At present there are at least 10 canal-based cities across the world. Their locations range from western and northern Europe, South and Southeast Asia, Micronesia to mainland China. The very concept of the canal-based cities began with the Italian city of Venice. For centuries in a row, the canals and gondolas of the outwardly floating Venice have drawn people from all parts of the world. In reality, the medieval city of Venice is not a floating one. The whole city comprises 118 small islands separated by serpentine canals. Instead of road transports, the gondola boats once helped the island residents remain connected. Later, tourists began comprising a large segment of the total gondola passengers. Like the Italian city, the Netherlands capital Amsterdam has more than 100 canals, now recognised as world heritage sites.
Few are aware of the fact that Venice is not the only canal-based tourist city in the world. Apart from the Italian city, romantically attached to newly married couples travelling on gondolas to the accompaniment of songs by gondola boatmen, there are Stolkholm, Alappuzha, Bruges and Amsterdam. Canals flowing through these cities have distinguished them. Except the seaside city of Alappuzha in South India's Kerala, Suzhou in China, Vietnam's Hoi and the canal market in Bangkok, canal-cities dot many parts of Europe. The Bruges canals in Belgium and those in Amsterdam have been recognised as 'heritage sites' owing to their age and the capacity to draw tourists from all over the world. The southern Indian Alappuzha houseboats cruising along the tranquil, coconut tree lined waterways emerge as the most distinctive among all the spectacles. Tourists from all over the sub-continent and different parts of the globe keep thronging the ferry points of the sleek boats round the year. Apart from the tourist-dominant canals, there are others famous for the exclusively waterway communication in a canal-based city like Suzhou in China. Called the Venice of China, Suzhou was founded in 5th century BC. Located in the lower Yangtze River area, the 1,776 km Grand Canal, also known as an artificial river, has been declared a UNESCO heritage site. Some of the globally reputed canal-cities are famous for their boat based commercial activities. The Bangkok Klongs (canals) and Vietnam's Hoi An (canal commerce) have no parallels in the world.

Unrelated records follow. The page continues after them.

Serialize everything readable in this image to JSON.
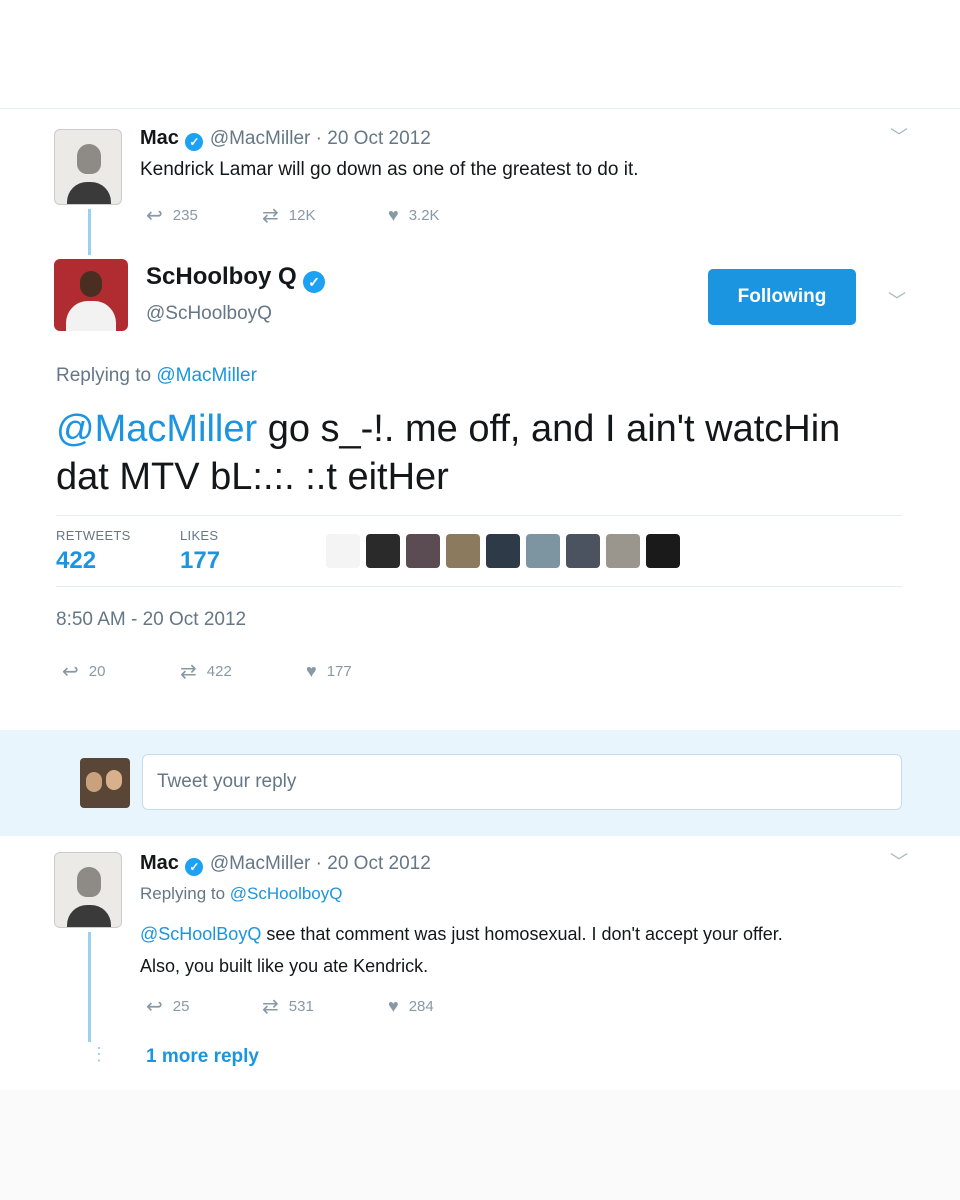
{
  "tweet1": {
    "name": "Mac",
    "handle": "@MacMiller · 20 Oct 2012",
    "text": "Kendrick Lamar will go down as one of the greatest to do it.",
    "replies": "235",
    "retweets": "12K",
    "likes": "3.2K"
  },
  "main_tweet": {
    "name": "ScHoolboy Q",
    "handle": "@ScHoolboyQ",
    "follow_label": "Following",
    "replying_prefix": "Replying to ",
    "replying_to": "@MacMiller",
    "mention": "@MacMiller",
    "text_line1": " go s_-!. me off, and I ain't watcHin",
    "text_line2": "dat MTV bL:.:. :.t eitHer",
    "retweets_label": "RETWEETS",
    "retweets_count": "422",
    "likes_label": "LIKES",
    "likes_count": "177",
    "timestamp": "8:50 AM - 20 Oct 2012",
    "replies": "20",
    "retweets": "422",
    "likes": "177",
    "liker_colors": [
      "#f4f4f4",
      "#2a2a2a",
      "#5b4b52",
      "#8c7a5e",
      "#2f3a48",
      "#7d95a1",
      "#4b5360",
      "#9a958d",
      "#1a1a1a"
    ]
  },
  "reply_box": {
    "placeholder": "Tweet your reply"
  },
  "tweet3": {
    "name": "Mac",
    "handle": "@MacMiller · 20 Oct 2012",
    "replying_prefix": "Replying to ",
    "replying_to": "@ScHoolboyQ",
    "mention": "@ScHoolBoyQ",
    "text_line1": " see that comment was just homosexual. I don't accept your offer.",
    "text_line2": "Also, you built like you ate Kendrick.",
    "replies": "25",
    "retweets": "531",
    "likes": "284",
    "more_replies": "1 more reply"
  },
  "icons": {
    "reply": "reply-icon",
    "retweet": "retweet-icon",
    "like": "heart-icon",
    "chevron": "chevron-down-icon",
    "verified": "verified-badge-icon"
  },
  "colors": {
    "accent": "#1b95e0",
    "muted": "#657786",
    "reply_band": "#e8f5fd"
  }
}
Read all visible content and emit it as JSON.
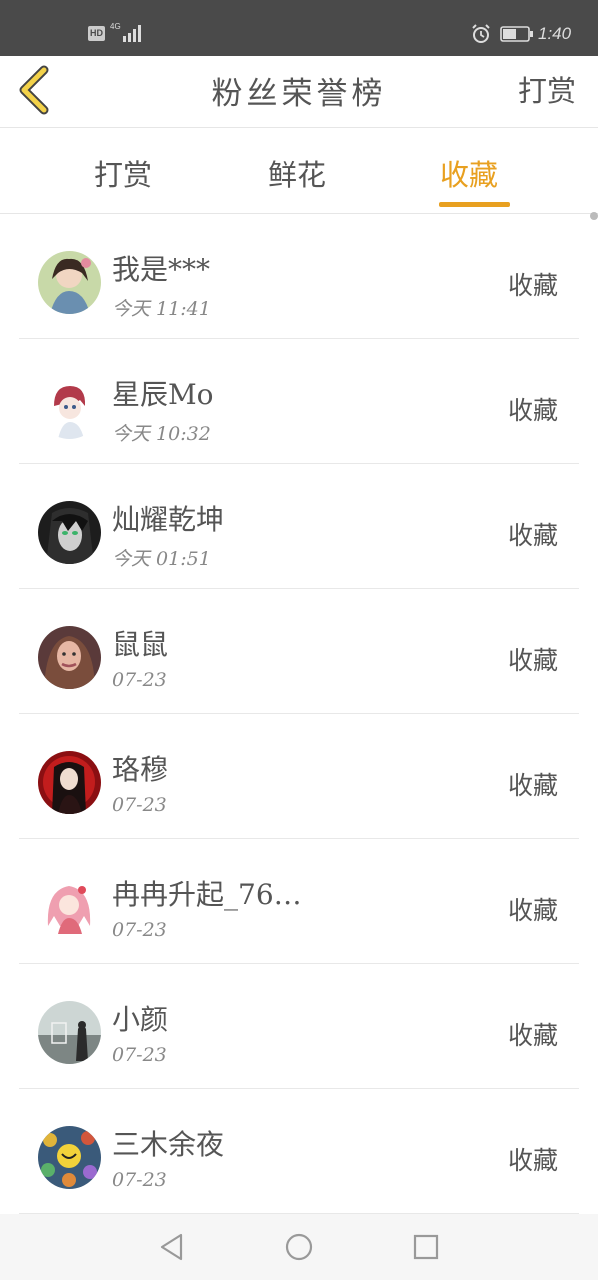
{
  "status_bar": {
    "hd": "HD",
    "network": "4G",
    "time": "1:40"
  },
  "header": {
    "title": "粉丝荣誉榜",
    "right_link": "打赏"
  },
  "tabs": [
    {
      "label": "打赏",
      "active": false
    },
    {
      "label": "鲜花",
      "active": false
    },
    {
      "label": "收藏",
      "active": true
    }
  ],
  "accent_color": "#e8a020",
  "fans": [
    {
      "name": "我是***",
      "time": "今天 11:41",
      "action": "收藏"
    },
    {
      "name": "星辰Mo",
      "time": "今天 10:32",
      "action": "收藏"
    },
    {
      "name": "灿耀乾坤",
      "time": "今天 01:51",
      "action": "收藏"
    },
    {
      "name": "鼠鼠",
      "time": "07-23",
      "action": "收藏"
    },
    {
      "name": "珞穆",
      "time": "07-23",
      "action": "收藏"
    },
    {
      "name": "冉冉升起_76…",
      "time": "07-23",
      "action": "收藏"
    },
    {
      "name": "小颜",
      "time": "07-23",
      "action": "收藏"
    },
    {
      "name": "三木余夜",
      "time": "07-23",
      "action": "收藏"
    }
  ]
}
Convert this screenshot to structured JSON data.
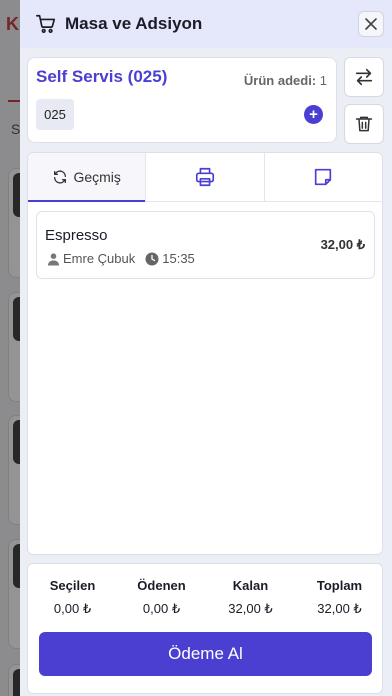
{
  "background": {
    "logo_letter": "K",
    "row_letter": "S"
  },
  "header": {
    "title": "Masa ve Adsiyon"
  },
  "table": {
    "name": "Self Servis (025)",
    "item_count_label": "Ürün adedi:",
    "item_count": "1",
    "chip_label": "025"
  },
  "tabs": [
    {
      "label": "Geçmiş",
      "icon": "refresh-icon"
    },
    {
      "label": "",
      "icon": "printer-icon"
    },
    {
      "label": "",
      "icon": "note-icon"
    }
  ],
  "orders": [
    {
      "product": "Espresso",
      "user": "Emre Çubuk",
      "time": "15:35",
      "price": "32,00 ₺"
    }
  ],
  "summary": {
    "columns": [
      {
        "label": "Seçilen",
        "value": "0,00 ₺"
      },
      {
        "label": "Ödenen",
        "value": "0,00 ₺"
      },
      {
        "label": "Kalan",
        "value": "32,00 ₺"
      },
      {
        "label": "Toplam",
        "value": "32,00 ₺"
      }
    ],
    "pay_button": "Ödeme Al"
  },
  "colors": {
    "accent": "#4a3fd1",
    "header_bg": "#e5e8fa"
  }
}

Ever since civilisations have started dawning with planned cities in different regions, excavation of canals was recognised as an imperative. Those were meant for helping the cities remain free of water logging. Many cities had natural canals, and were built amid them sourcing from nearby rivers. Against this backdrop, the now-lost canals flowing within Dhaka could be viewed as a glorious phase of Dhaka. Like the enlightened cities have seen through the ages, this 400-year-old city could also bask in the glory of flourishing amid its well preserved large and small canals. With over a dozen water-filled canals linked to the Buriganga, and the other rivers around the city, people cruising through them leisurely, Dhaka could have called itself the 'Venice of South Asia' --- and quite rightfully at that.
There were no reasons for Dhaka to dread the future urban developments. A speeding elevated metro rail and the languid movement of a boat on a canal not too far would have complemented each other. Canals could have been perfect landmarks for Dhaka. And the city could also deserve to be called a 'Venice' as the Italian tourist venue has long become a metonymy for cities with well preserved canals.